··· Entries shown ···

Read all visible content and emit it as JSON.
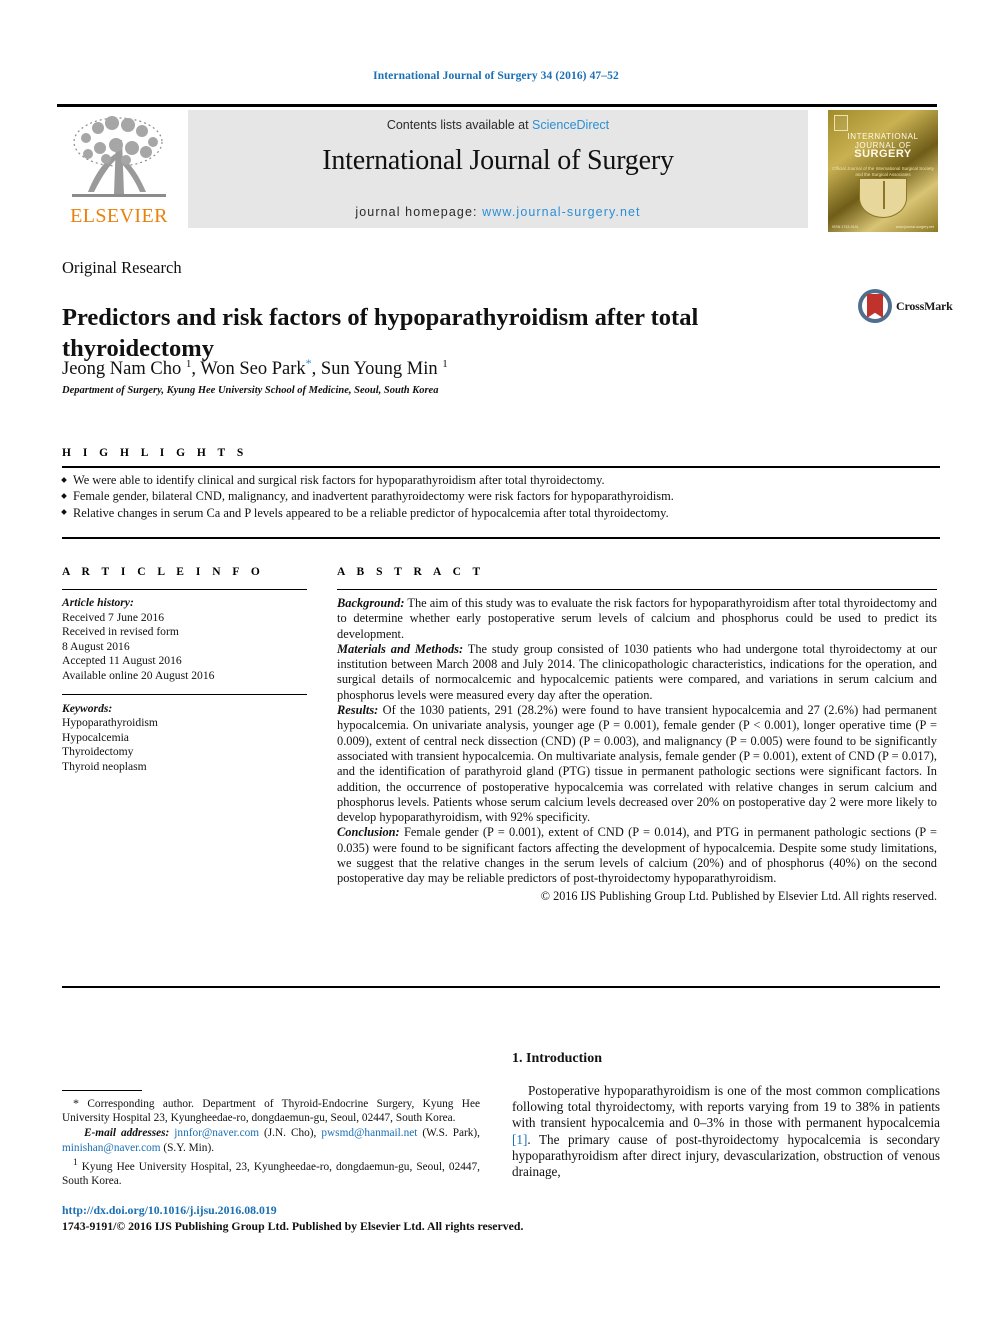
{
  "running_head": "International Journal of Surgery 34 (2016) 47–52",
  "header": {
    "contents_prefix": "Contents lists available at ",
    "sciencedirect": "ScienceDirect",
    "journal_name": "International Journal of Surgery",
    "homepage_label": "journal homepage: ",
    "homepage_url": "www.journal-surgery.net",
    "elsevier_wordmark": "ELSEVIER",
    "cover": {
      "line1": "INTERNATIONAL",
      "line2": "JOURNAL OF",
      "line3": "SURGERY",
      "subtitle": "Official Journal of the International Surgical Society and the Surgical Associates",
      "foot_left": "ISSN 1743-9191",
      "foot_right": "www.journal-surgery.net"
    }
  },
  "article": {
    "type": "Original Research",
    "title": "Predictors and risk factors of hypoparathyroidism after total thyroidectomy",
    "authors_html": "Jeong Nam Cho <sup>1</sup>, Won Seo Park<span class=\"star\">*</span>, Sun Young Min <sup>1</sup>",
    "affiliation": "Department of Surgery, Kyung Hee University School of Medicine, Seoul, South Korea",
    "crossmark_label": "CrossMark"
  },
  "sections": {
    "highlights_label": "H I G H L I G H T S",
    "article_info_label": "A R T I C L E   I N F O",
    "abstract_label": "A B S T R A C T"
  },
  "highlights": [
    "We were able to identify clinical and surgical risk factors for hypoparathyroidism after total thyroidectomy.",
    "Female gender, bilateral CND, malignancy, and inadvertent parathyroidectomy were risk factors for hypoparathyroidism.",
    "Relative changes in serum Ca and P levels appeared to be a reliable predictor of hypocalcemia after total thyroidectomy."
  ],
  "article_info": {
    "history_label": "Article history:",
    "history": [
      "Received 7 June 2016",
      "Received in revised form",
      "8 August 2016",
      "Accepted 11 August 2016",
      "Available online 20 August 2016"
    ],
    "keywords_label": "Keywords:",
    "keywords": [
      "Hypoparathyroidism",
      "Hypocalcemia",
      "Thyroidectomy",
      "Thyroid neoplasm"
    ]
  },
  "abstract": {
    "background_label": "Background:",
    "background": " The aim of this study was to evaluate the risk factors for hypoparathyroidism after total thyroidectomy and to determine whether early postoperative serum levels of calcium and phosphorus could be used to predict its development.",
    "methods_label": "Materials and Methods:",
    "methods": " The study group consisted of 1030 patients who had undergone total thyroidectomy at our institution between March 2008 and July 2014. The clinicopathologic characteristics, indications for the operation, and surgical details of normocalcemic and hypocalcemic patients were compared, and variations in serum calcium and phosphorus levels were measured every day after the operation.",
    "results_label": "Results:",
    "results": " Of the 1030 patients, 291 (28.2%) were found to have transient hypocalcemia and 27 (2.6%) had permanent hypocalcemia. On univariate analysis, younger age (P = 0.001), female gender (P < 0.001), longer operative time (P = 0.009), extent of central neck dissection (CND) (P = 0.003), and malignancy (P = 0.005) were found to be significantly associated with transient hypocalcemia. On multivariate analysis, female gender (P = 0.001), extent of CND (P = 0.017), and the identification of parathyroid gland (PTG) tissue in permanent pathologic sections were significant factors. In addition, the occurrence of postoperative hypocalcemia was correlated with relative changes in serum calcium and phosphorus levels. Patients whose serum calcium levels decreased over 20% on postoperative day 2 were more likely to develop hypoparathyroidism, with 92% specificity.",
    "conclusion_label": "Conclusion:",
    "conclusion": " Female gender (P = 0.001), extent of CND (P = 0.014), and PTG in permanent pathologic sections (P = 0.035) were found to be significant factors affecting the development of hypocalcemia. Despite some study limitations, we suggest that the relative changes in the serum levels of calcium (20%) and of phosphorus (40%) on the second postoperative day may be reliable predictors of post-thyroidectomy hypoparathyroidism.",
    "copyright": "© 2016 IJS Publishing Group Ltd. Published by Elsevier Ltd. All rights reserved."
  },
  "footnotes": {
    "corresponding": "Corresponding author. Department of Thyroid-Endocrine Surgery, Kyung Hee University Hospital 23, Kyungheedae-ro, dongdaemun-gu, Seoul, 02447, South Korea.",
    "email_label": "E-mail addresses:",
    "emails": [
      {
        "address": "jnnfor@naver.com",
        "owner": "(J.N. Cho)"
      },
      {
        "address": "pwsmd@hanmail.net",
        "owner": "(W.S. Park)"
      },
      {
        "address": "minishan@naver.com",
        "owner": "(S.Y. Min)."
      }
    ],
    "affiliation_1": "Kyung Hee University Hospital, 23, Kyungheedae-ro, dongdaemun-gu, Seoul, 02447, South Korea.",
    "doi": "http://dx.doi.org/10.1016/j.ijsu.2016.08.019",
    "issn_line": "1743-9191/© 2016 IJS Publishing Group Ltd. Published by Elsevier Ltd. All rights reserved."
  },
  "introduction": {
    "heading": "1. Introduction",
    "paragraph_pre": "Postoperative hypoparathyroidism is one of the most common complications following total thyroidectomy, with reports varying from 19 to 38% in patients with transient hypocalcemia and 0–3% in those with permanent hypocalcemia ",
    "citation": "[1]",
    "paragraph_post": ". The primary cause of post-thyroidectomy hypocalcemia is secondary hypoparathyroidism after direct injury, devascularization, obstruction of venous drainage,"
  },
  "colors": {
    "link": "#1a6fb5",
    "sciencedirect": "#2b8fd4",
    "elsevier_orange": "#e8820c",
    "band_gray": "#e6e6e6"
  }
}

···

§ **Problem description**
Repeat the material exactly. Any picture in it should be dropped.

§ **Answer area**
Read all visible content and emit it as JSON.
{
  "running_head": "International Journal of Surgery 34 (2016) 47–52",
  "header": {
    "contents_prefix": "Contents lists available at ",
    "sciencedirect": "ScienceDirect",
    "journal_name": "International Journal of Surgery",
    "homepage_label": "journal homepage: ",
    "homepage_url": "www.journal-surgery.net",
    "elsevier_wordmark": "ELSEVIER",
    "cover": {
      "line1": "INTERNATIONAL",
      "line2": "JOURNAL OF",
      "line3": "SURGERY",
      "subtitle": "Official Journal of the International Surgical Society and the Surgical Associates",
      "foot_left": "ISSN 1743-9191",
      "foot_right": "www.journal-surgery.net"
    }
  },
  "article": {
    "type": "Original Research",
    "title": "Predictors and risk factors of hypoparathyroidism after total thyroidectomy",
    "authors_html": "Jeong Nam Cho <sup>1</sup>, Won Seo Park<span class=\"star\">*</span>, Sun Young Min <sup>1</sup>",
    "affiliation": "Department of Surgery, Kyung Hee University School of Medicine, Seoul, South Korea",
    "crossmark_label": "CrossMark"
  },
  "sections": {
    "highlights_label": "H I G H L I G H T S",
    "article_info_label": "A R T I C L E   I N F O",
    "abstract_label": "A B S T R A C T"
  },
  "highlights": [
    "We were able to identify clinical and surgical risk factors for hypoparathyroidism after total thyroidectomy.",
    "Female gender, bilateral CND, malignancy, and inadvertent parathyroidectomy were risk factors for hypoparathyroidism.",
    "Relative changes in serum Ca and P levels appeared to be a reliable predictor of hypocalcemia after total thyroidectomy."
  ],
  "article_info": {
    "history_label": "Article history:",
    "history": [
      "Received 7 June 2016",
      "Received in revised form",
      "8 August 2016",
      "Accepted 11 August 2016",
      "Available online 20 August 2016"
    ],
    "keywords_label": "Keywords:",
    "keywords": [
      "Hypoparathyroidism",
      "Hypocalcemia",
      "Thyroidectomy",
      "Thyroid neoplasm"
    ]
  },
  "abstract": {
    "background_label": "Background:",
    "background": " The aim of this study was to evaluate the risk factors for hypoparathyroidism after total thyroidectomy and to determine whether early postoperative serum levels of calcium and phosphorus could be used to predict its development.",
    "methods_label": "Materials and Methods:",
    "methods": " The study group consisted of 1030 patients who had undergone total thyroidectomy at our institution between March 2008 and July 2014. The clinicopathologic characteristics, indications for the operation, and surgical details of normocalcemic and hypocalcemic patients were compared, and variations in serum calcium and phosphorus levels were measured every day after the operation.",
    "results_label": "Results:",
    "results": " Of the 1030 patients, 291 (28.2%) were found to have transient hypocalcemia and 27 (2.6%) had permanent hypocalcemia. On univariate analysis, younger age (P = 0.001), female gender (P < 0.001), longer operative time (P = 0.009), extent of central neck dissection (CND) (P = 0.003), and malignancy (P = 0.005) were found to be significantly associated with transient hypocalcemia. On multivariate analysis, female gender (P = 0.001), extent of CND (P = 0.017), and the identification of parathyroid gland (PTG) tissue in permanent pathologic sections were significant factors. In addition, the occurrence of postoperative hypocalcemia was correlated with relative changes in serum calcium and phosphorus levels. Patients whose serum calcium levels decreased over 20% on postoperative day 2 were more likely to develop hypoparathyroidism, with 92% specificity.",
    "conclusion_label": "Conclusion:",
    "conclusion": " Female gender (P = 0.001), extent of CND (P = 0.014), and PTG in permanent pathologic sections (P = 0.035) were found to be significant factors affecting the development of hypocalcemia. Despite some study limitations, we suggest that the relative changes in the serum levels of calcium (20%) and of phosphorus (40%) on the second postoperative day may be reliable predictors of post-thyroidectomy hypoparathyroidism.",
    "copyright": "© 2016 IJS Publishing Group Ltd. Published by Elsevier Ltd. All rights reserved."
  },
  "footnotes": {
    "corresponding": "Corresponding author. Department of Thyroid-Endocrine Surgery, Kyung Hee University Hospital 23, Kyungheedae-ro, dongdaemun-gu, Seoul, 02447, South Korea.",
    "email_label": "E-mail addresses:",
    "emails": [
      {
        "address": "jnnfor@naver.com",
        "owner": "(J.N. Cho)"
      },
      {
        "address": "pwsmd@hanmail.net",
        "owner": "(W.S. Park)"
      },
      {
        "address": "minishan@naver.com",
        "owner": "(S.Y. Min)."
      }
    ],
    "affiliation_1": "Kyung Hee University Hospital, 23, Kyungheedae-ro, dongdaemun-gu, Seoul, 02447, South Korea.",
    "doi": "http://dx.doi.org/10.1016/j.ijsu.2016.08.019",
    "issn_line": "1743-9191/© 2016 IJS Publishing Group Ltd. Published by Elsevier Ltd. All rights reserved."
  },
  "introduction": {
    "heading": "1. Introduction",
    "paragraph_pre": "Postoperative hypoparathyroidism is one of the most common complications following total thyroidectomy, with reports varying from 19 to 38% in patients with transient hypocalcemia and 0–3% in those with permanent hypocalcemia ",
    "citation": "[1]",
    "paragraph_post": ". The primary cause of post-thyroidectomy hypocalcemia is secondary hypoparathyroidism after direct injury, devascularization, obstruction of venous drainage,"
  },
  "colors": {
    "link": "#1a6fb5",
    "sciencedirect": "#2b8fd4",
    "elsevier_orange": "#e8820c",
    "band_gray": "#e6e6e6"
  }
}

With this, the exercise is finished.